---------- Records

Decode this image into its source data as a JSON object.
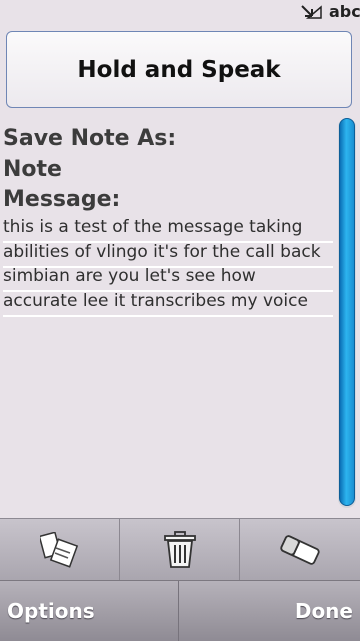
{
  "status_bar": {
    "input_mode": "abc",
    "icon": "signal-icon"
  },
  "speak_button": {
    "label": "Hold and Speak"
  },
  "note": {
    "save_as_label": "Save Note As:",
    "type_label": "Note",
    "message_label": "Message:",
    "message_lines": [
      "this is a test of the message taking",
      "abilities of vlingo it's for the call back",
      "simbian are you let's see how",
      "accurate lee it transcribes my voice"
    ]
  },
  "toolbar": {
    "buttons": [
      {
        "icon": "clipboard-icon"
      },
      {
        "icon": "trash-icon"
      },
      {
        "icon": "eraser-icon"
      }
    ]
  },
  "softkeys": {
    "left": "Options",
    "right": "Done"
  }
}
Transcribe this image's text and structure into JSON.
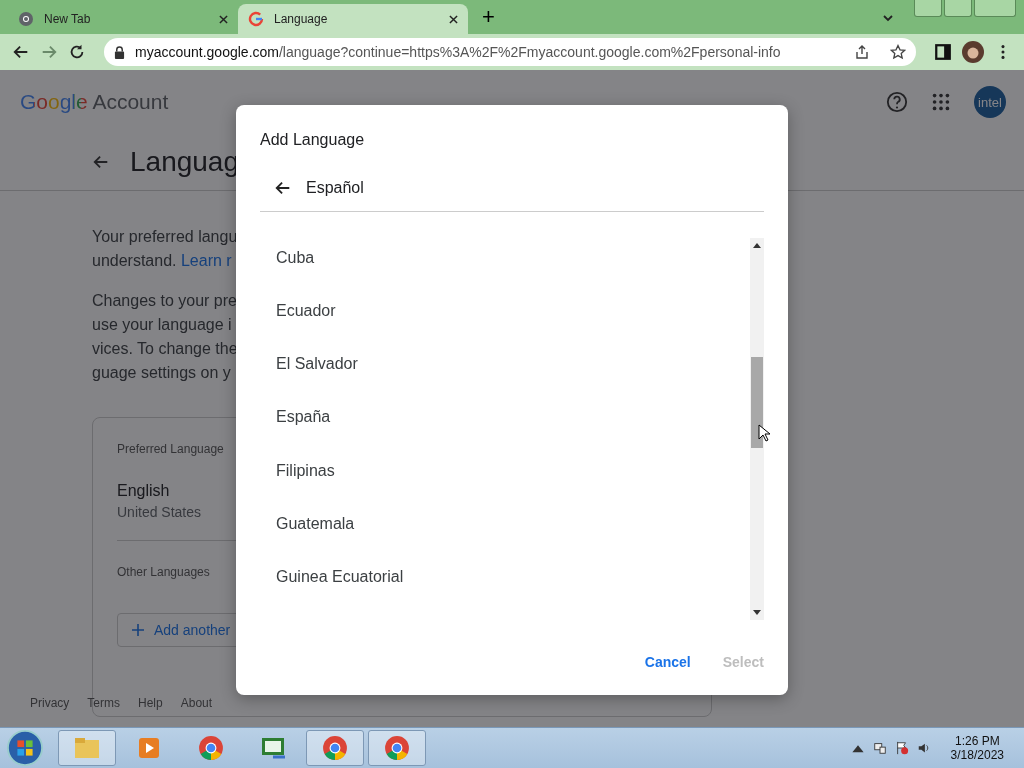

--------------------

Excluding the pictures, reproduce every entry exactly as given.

Your solution:
Decode this image into its source data as a JSON object.
{
  "status_bar": {
    "input_mode": "abc",
    "icon": "signal-icon"
  },
  "speak_button": {
    "label": "Hold and Speak"
  },
  "note": {
    "save_as_label": "Save Note As:",
    "type_label": "Note",
    "message_label": "Message:",
    "message_lines": [
      "this is a test of the message taking",
      "abilities of vlingo it's for the call back",
      "simbian are you let's see how",
      "accurate lee it transcribes my voice"
    ]
  },
  "toolbar": {
    "buttons": [
      {
        "icon": "clipboard-icon"
      },
      {
        "icon": "trash-icon"
      },
      {
        "icon": "eraser-icon"
      }
    ]
  },
  "softkeys": {
    "left": "Options",
    "right": "Done"
  }
}
Transcribe this image's text and structure into JSON.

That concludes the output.